The art-critic Jerry Saltz called the work "a Kitschy Monstrosity," saying it was "an ugly, bathos-filled folly that proves my adage that 95 percent of all public sculpture is crap" and "little more than a place to take selfies."

Other Works:
Other Rhino sculptures have been installed in city of Dubbo, Australia, La Trobe University, and Sydney's Tamarama Beach where the sculpture won the Allen's People's Choice Award and Kids' Choice Award after it survived a king tide. They have also made sculptures of lions, tigers, and other animals. 

The following is from their website at: 

Referred to by the media as “the world’s most loving artists”, this artistic duo has worked side by side for 27 years, creating art as one and spreading the love they have for each other with the world. The artists first met on a film shoot in Hong Kong and 7-days later they ran away to Nepal to get married on the foothills of Mount Everest. They’ve been inseparable ever since.

The artists are best known for their beloved characters, Rabbitwoman and Dogman, who tell the autobiographical tale of two opposites coming together to become best friends and soul mates. As unlikely animal kingdom companions, the Rabbit and the Dog stand for diversity and acceptance through love. Gillie and Marc believe art is a powerful platform for change. Their art is multi-disciplinary, paying homage to the importance of togetherness, as well as the magnificence of the natural world, and the necessity of preserving it – for we are it, and it is us. 
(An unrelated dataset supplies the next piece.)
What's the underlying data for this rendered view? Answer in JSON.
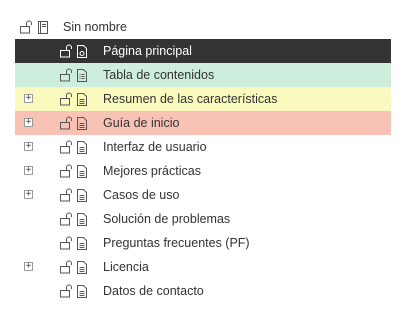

“The Last Three”, the seven-ton, 17-foot-high “tallest bronze rhino sculpture in the world.” 

He Tasted Like Anchovy Pizza But She Loved Him Anyway 

She Loved the Way She Looked at Him 

Deerman with coffee 

Happy Birthday Mr President 

Early Morning Coffee

Ricky Ponting

Papparazzi Pack


Baby You Can Ride With Me 
(look familiar?) 

Dogman and Rabbitgirl: Vespa Riders